-- REQUIRED ACTION --
Pull every line with "사전예약" from the material.

##### DATA SUPPLIED

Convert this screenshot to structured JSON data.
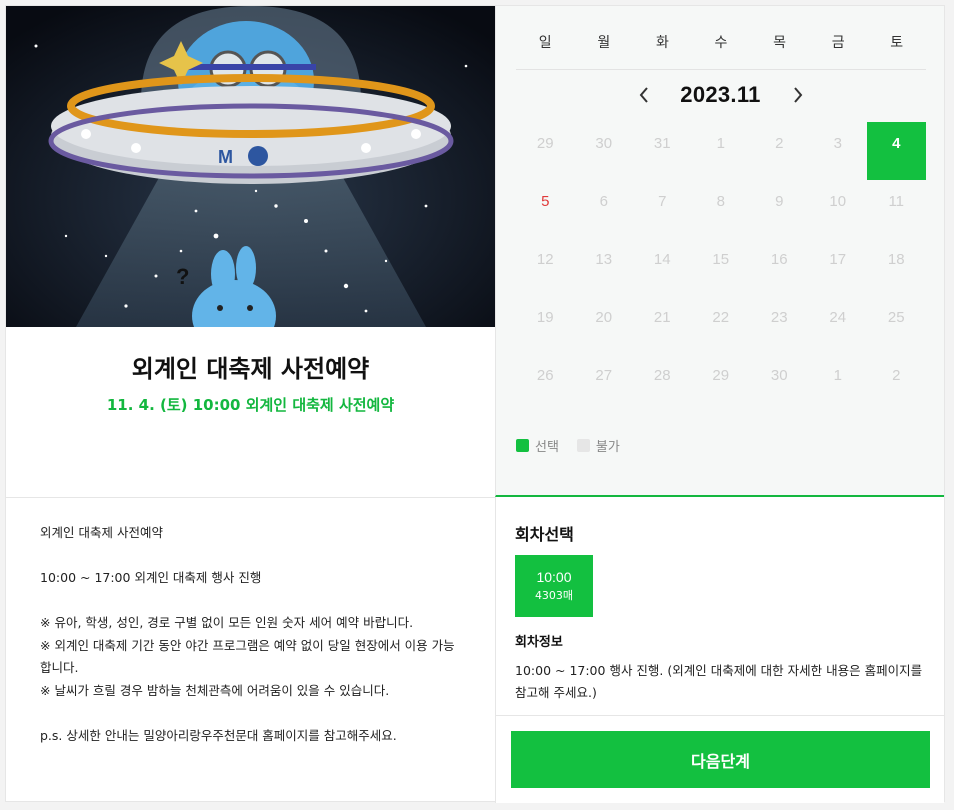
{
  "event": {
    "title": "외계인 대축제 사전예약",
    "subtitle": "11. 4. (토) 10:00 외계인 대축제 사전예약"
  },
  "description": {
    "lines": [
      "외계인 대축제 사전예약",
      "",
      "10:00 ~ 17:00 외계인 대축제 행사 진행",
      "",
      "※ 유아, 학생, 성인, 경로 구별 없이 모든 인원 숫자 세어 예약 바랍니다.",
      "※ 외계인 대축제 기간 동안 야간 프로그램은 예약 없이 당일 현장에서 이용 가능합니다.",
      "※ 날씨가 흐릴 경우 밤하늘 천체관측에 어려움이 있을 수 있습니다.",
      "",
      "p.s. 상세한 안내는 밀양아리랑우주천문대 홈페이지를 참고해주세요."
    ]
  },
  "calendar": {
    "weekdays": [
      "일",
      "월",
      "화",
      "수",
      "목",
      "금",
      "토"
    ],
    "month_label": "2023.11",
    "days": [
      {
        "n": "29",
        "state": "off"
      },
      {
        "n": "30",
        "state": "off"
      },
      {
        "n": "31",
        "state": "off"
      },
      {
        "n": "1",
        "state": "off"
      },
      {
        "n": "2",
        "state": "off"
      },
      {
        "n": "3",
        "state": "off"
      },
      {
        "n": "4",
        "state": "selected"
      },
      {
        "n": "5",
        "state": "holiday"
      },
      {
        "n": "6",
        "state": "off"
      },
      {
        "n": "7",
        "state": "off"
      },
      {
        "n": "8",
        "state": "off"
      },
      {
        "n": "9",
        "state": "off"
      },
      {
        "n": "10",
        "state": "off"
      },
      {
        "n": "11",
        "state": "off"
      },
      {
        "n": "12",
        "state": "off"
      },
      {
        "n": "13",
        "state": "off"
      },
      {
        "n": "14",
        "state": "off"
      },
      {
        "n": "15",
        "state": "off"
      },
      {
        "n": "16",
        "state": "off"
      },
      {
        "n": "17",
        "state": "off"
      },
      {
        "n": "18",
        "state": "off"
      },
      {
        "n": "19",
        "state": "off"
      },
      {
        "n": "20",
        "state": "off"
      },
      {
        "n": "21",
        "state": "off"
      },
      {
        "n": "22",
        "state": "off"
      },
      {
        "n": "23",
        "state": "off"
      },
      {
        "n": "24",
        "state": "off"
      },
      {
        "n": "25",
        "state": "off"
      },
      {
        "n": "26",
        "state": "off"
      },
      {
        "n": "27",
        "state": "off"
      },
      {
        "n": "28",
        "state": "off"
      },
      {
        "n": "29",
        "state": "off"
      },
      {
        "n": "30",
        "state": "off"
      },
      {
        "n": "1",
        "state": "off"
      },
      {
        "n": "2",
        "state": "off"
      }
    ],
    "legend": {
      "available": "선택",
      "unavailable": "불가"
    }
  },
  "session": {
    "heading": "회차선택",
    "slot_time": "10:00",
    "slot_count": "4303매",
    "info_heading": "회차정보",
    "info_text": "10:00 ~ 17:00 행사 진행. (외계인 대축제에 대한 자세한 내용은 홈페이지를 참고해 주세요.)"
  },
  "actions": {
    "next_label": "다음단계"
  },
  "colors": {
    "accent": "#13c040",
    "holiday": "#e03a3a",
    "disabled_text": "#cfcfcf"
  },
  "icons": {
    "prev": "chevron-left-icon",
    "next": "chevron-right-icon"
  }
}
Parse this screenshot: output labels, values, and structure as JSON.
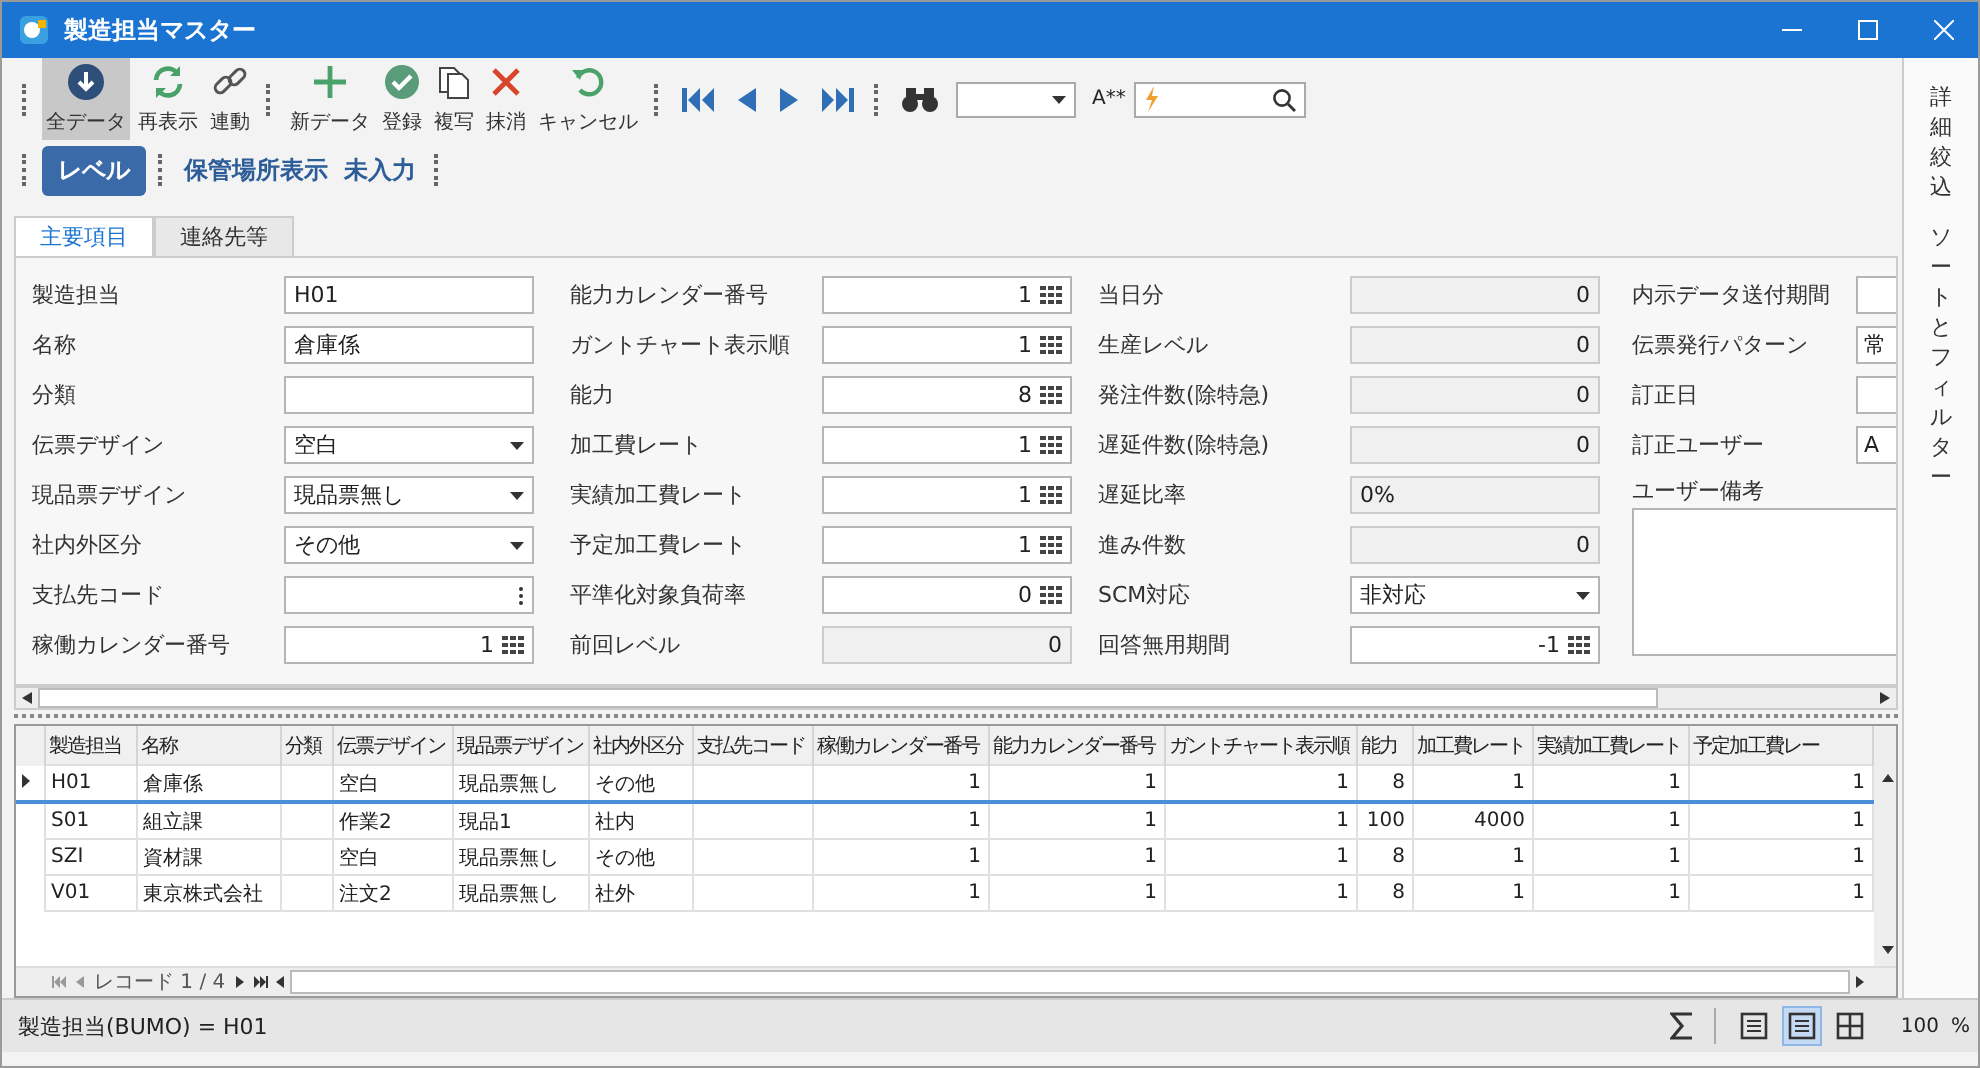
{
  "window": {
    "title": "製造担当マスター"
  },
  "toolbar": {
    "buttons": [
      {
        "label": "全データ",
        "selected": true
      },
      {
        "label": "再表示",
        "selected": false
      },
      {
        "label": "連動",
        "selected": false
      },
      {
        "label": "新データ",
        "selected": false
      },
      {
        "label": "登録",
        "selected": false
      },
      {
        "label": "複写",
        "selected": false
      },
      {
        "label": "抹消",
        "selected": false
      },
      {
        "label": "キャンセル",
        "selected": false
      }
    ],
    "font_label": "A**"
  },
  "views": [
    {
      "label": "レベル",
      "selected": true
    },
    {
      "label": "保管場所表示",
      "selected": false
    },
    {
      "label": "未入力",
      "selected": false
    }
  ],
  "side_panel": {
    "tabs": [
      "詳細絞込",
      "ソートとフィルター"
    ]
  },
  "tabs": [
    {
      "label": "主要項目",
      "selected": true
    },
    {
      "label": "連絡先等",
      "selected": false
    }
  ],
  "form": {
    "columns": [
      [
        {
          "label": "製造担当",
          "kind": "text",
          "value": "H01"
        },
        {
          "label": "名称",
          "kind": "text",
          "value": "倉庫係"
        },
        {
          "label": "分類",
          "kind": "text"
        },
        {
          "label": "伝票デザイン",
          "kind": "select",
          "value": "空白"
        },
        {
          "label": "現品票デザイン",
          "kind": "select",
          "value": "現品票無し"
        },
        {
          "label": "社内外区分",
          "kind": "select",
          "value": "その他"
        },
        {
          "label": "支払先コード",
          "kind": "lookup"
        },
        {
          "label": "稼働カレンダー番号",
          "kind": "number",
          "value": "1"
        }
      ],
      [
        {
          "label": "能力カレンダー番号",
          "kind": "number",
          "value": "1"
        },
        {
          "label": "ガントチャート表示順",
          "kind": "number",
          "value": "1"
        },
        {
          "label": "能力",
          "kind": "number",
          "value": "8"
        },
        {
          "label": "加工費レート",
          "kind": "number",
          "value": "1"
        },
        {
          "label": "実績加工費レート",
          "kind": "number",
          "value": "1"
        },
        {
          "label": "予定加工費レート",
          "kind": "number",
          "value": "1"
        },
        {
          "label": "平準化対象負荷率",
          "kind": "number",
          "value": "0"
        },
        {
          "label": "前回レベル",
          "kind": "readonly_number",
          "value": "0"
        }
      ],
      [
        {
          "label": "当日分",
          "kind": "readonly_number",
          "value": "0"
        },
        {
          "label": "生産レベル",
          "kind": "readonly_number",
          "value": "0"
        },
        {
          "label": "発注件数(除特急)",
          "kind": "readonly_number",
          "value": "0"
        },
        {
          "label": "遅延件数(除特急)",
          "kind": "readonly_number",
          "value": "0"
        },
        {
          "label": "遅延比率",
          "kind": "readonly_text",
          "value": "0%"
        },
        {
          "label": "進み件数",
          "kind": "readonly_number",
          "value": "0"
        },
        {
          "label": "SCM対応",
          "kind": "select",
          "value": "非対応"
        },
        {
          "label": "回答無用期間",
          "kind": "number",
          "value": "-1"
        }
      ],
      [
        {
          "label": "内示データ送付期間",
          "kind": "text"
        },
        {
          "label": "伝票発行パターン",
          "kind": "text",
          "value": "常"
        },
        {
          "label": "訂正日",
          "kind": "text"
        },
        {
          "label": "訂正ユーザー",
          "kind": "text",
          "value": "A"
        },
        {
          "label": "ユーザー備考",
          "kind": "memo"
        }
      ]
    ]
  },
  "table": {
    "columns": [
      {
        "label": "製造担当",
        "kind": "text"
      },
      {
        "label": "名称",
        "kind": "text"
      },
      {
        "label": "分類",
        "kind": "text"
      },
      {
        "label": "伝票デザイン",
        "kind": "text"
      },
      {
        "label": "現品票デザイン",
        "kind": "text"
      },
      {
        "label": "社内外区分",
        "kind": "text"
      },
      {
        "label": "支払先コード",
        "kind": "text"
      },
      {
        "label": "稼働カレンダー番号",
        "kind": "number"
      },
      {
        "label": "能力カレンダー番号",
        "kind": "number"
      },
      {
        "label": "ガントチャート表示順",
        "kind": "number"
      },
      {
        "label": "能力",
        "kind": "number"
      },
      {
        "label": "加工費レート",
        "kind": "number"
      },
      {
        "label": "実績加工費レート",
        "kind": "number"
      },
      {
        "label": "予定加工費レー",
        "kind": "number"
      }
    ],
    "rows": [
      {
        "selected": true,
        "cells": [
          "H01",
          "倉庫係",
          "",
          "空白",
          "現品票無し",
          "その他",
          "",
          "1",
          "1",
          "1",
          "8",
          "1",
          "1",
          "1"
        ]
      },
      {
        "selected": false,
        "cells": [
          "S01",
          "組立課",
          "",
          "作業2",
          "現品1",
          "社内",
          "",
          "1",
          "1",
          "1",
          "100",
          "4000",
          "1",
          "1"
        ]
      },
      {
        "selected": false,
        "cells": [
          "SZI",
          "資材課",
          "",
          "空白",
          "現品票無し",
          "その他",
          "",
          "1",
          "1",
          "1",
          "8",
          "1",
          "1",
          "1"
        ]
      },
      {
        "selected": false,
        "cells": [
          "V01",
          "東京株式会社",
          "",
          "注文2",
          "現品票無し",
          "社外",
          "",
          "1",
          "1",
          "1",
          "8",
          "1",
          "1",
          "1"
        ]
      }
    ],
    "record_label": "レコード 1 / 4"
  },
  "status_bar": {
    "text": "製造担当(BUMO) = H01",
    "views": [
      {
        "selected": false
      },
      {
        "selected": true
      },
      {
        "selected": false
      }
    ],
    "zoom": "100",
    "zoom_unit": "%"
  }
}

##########

-- RESULT --
    "title": "외계인 대축제 사전예약",
    "subtitle": "11. 4. (토) 10:00 외계인 대축제 사전예약"
      "외계인 대축제 사전예약",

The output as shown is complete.